I usually feel anxious when another driver decides to give me the finger, cut me off, lean on his horn, or swear at me, but this time I felt strangely elated. Screwing that guy felt right. And his behavior seemed more childish than threatening. If he wanted to raise his blood pressure by getting angry then that was his choice.

That evening I went to a Publix in Casselberry to pick up some things for the weekend. The exit lane had a traffic light, and there were five cars stacked up ahead of me. The driver in front of my car had pulled over to the far right and had her right hand turn signal on. There was room enough for me to slide ahead of her and get into the left hand turn lane. However when I passed her she looked up from her cell phone and shouted, “Hey!” She sounded offended as if I had jumped her place in line. I wondered if she had flipped the wrong turn signal and wanted to make a left hand turn. When the light turned green I waited to let her pass ahead of me in case she wanted to go left. She didn’t. When she reached the light she turned right.  I hadn’t impeded her progress in any fashion.  But before she exited the lot and as she passed by me she leaned out the window and cursed. “You fucker!” she screamed at me.
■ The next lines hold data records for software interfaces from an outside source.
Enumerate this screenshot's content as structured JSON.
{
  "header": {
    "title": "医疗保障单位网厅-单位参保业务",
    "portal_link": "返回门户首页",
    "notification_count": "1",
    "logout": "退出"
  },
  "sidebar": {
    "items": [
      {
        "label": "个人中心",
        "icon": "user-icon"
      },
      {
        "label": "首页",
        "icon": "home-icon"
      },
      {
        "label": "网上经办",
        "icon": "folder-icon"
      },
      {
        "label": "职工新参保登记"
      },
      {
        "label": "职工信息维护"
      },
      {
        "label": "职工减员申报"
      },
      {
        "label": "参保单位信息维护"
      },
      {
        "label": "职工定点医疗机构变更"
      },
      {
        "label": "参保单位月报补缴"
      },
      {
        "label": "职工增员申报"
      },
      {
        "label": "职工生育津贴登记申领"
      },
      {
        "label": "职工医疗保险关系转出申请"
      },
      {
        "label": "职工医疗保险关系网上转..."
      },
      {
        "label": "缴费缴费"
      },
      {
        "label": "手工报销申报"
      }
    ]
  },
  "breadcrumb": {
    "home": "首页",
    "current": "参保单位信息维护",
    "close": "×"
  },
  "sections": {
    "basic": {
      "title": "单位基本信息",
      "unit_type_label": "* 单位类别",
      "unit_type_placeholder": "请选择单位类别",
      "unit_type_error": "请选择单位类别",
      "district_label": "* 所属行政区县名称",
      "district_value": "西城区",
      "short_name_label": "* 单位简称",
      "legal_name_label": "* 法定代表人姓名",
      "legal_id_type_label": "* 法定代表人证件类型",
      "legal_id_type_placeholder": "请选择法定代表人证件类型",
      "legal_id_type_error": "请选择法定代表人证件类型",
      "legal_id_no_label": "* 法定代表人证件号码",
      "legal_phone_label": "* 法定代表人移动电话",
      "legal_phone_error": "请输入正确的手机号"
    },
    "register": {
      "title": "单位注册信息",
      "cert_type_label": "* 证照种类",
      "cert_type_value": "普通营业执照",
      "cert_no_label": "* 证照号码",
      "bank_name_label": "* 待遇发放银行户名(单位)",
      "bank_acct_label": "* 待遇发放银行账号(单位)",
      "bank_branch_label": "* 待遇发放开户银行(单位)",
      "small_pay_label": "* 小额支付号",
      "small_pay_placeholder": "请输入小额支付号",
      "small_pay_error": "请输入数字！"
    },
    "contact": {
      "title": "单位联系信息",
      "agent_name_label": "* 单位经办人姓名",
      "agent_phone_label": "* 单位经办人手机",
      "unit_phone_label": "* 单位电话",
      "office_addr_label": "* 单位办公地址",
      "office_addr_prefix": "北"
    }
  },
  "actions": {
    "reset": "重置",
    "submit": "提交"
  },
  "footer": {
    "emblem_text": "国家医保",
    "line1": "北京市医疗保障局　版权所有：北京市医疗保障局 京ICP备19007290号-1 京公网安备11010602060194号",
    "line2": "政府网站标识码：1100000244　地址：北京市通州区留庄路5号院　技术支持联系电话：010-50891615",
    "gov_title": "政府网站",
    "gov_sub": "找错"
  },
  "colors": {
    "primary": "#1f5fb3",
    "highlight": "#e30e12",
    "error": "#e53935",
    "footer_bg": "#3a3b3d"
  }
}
I felt a little quiver of excitement as her verbal assault fully registered, and on the way home I got that strange feeling of elation again. I felt both amused and full of energy as if the woman’s curse had somehow worked in reverse and had become a blessing.

I’ve been driving in Orlando for 24 years. Prolonged exposure to congested roads, tourists wandering lost from lane to lane, and impatient creeps who truly don’t care how recklessly they drive, may have inured me to normal feelings of outrage. Or perhaps I’ve developed a sense of detachment that borders on a state of Zen awareness…or maybe I’ve become a sadistic creep who enjoys the self-inflicted misery of my fellow drivers.

I think that the last one sounds about right.